Event Title

Gonadal Vein Injury

Start Date

12-2-2010 12:00 AM

Description

Background. The following is a description of what we believe to be the first reported case of gonadal vein injury. Method. Retrospective review of a case report of a regional trauma center. Results. 35 year old female who sustained a right pelvic fracture after being hit by a sport utility vehicle while riding a bicycle. On arrival to the Level 1 Trauma Center, the patient was found to be hypotensive but responded to fluid therapy. CT of the abdomen and pelvis showed fractures of the right pubic ramus, bilateral hematomas and a small rim of low density around the inferior vena cava about the level of the right kidney, though the right renal vein, artery, and kidney functions were unremarkable. An emergent Inferior Vena Cavagram was performed revealing no acute abnormalities, however, secondary to the patient’s tachycardia and hypotension during the procedure, the patient was sent to the OR for exploratory laparotomy. In the operating room, after the retroperitoneum and pericaval areas were packed, the right gonadal vein was identified, and appeared to be bleeding in multiple sites due to a near-complete transection and avulsion of this vessel. The vessel was doubly ligated both proximally and distally. The patient’s blood pressure and heart rate improved after controlling the 34 bleed. Conclusion. Gonadal vein injuries can occur secondary to trauma and can produce significant bleeding which can be controlled by ligation of the vessel.

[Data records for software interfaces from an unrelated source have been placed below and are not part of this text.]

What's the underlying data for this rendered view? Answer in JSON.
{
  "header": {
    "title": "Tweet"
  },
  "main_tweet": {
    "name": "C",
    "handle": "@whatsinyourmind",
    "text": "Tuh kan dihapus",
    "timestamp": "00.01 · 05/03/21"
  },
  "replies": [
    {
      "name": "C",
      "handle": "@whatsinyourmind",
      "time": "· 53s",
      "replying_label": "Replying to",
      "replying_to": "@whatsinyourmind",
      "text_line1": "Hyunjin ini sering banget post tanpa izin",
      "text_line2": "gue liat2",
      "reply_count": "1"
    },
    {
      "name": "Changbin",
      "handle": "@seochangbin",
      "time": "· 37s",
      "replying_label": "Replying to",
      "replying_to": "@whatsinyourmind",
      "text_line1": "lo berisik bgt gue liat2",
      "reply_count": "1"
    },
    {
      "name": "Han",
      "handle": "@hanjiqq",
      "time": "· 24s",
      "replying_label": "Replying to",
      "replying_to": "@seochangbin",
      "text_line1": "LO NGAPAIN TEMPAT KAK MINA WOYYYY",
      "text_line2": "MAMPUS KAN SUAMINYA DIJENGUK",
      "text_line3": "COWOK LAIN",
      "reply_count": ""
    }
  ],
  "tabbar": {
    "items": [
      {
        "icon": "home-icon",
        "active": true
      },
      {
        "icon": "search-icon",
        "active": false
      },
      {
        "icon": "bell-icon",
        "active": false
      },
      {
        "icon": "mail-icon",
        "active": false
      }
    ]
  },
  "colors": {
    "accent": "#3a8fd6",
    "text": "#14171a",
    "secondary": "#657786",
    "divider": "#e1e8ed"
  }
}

This document is currently not available here.

Share

COinS
 
Feb 12th, 12:00 AM

Gonadal Vein Injury

Background. The following is a description of what we believe to be the first reported case of gonadal vein injury. Method. Retrospective review of a case report of a regional trauma center. Results. 35 year old female who sustained a right pelvic fracture after being hit by a sport utility vehicle while riding a bicycle. On arrival to the Level 1 Trauma Center, the patient was found to be hypotensive but responded to fluid therapy. CT of the abdomen and pelvis showed fractures of the right pubic ramus, bilateral hematomas and a small rim of low density around the inferior vena cava about the level of the right kidney, though the right renal vein, artery, and kidney functions were unremarkable. An emergent Inferior Vena Cavagram was performed revealing no acute abnormalities, however, secondary to the patient’s tachycardia and hypotension during the procedure, the patient was sent to the OR for exploratory laparotomy. In the operating room, after the retroperitoneum and pericaval areas were packed, the right gonadal vein was identified, and appeared to be bleeding in multiple sites due to a near-complete transection and avulsion of this vessel. The vessel was doubly ligated both proximally and distally. The patient’s blood pressure and heart rate improved after controlling the 34 bleed. Conclusion. Gonadal vein injuries can occur secondary to trauma and can produce significant bleeding which can be controlled by ligation of the vessel.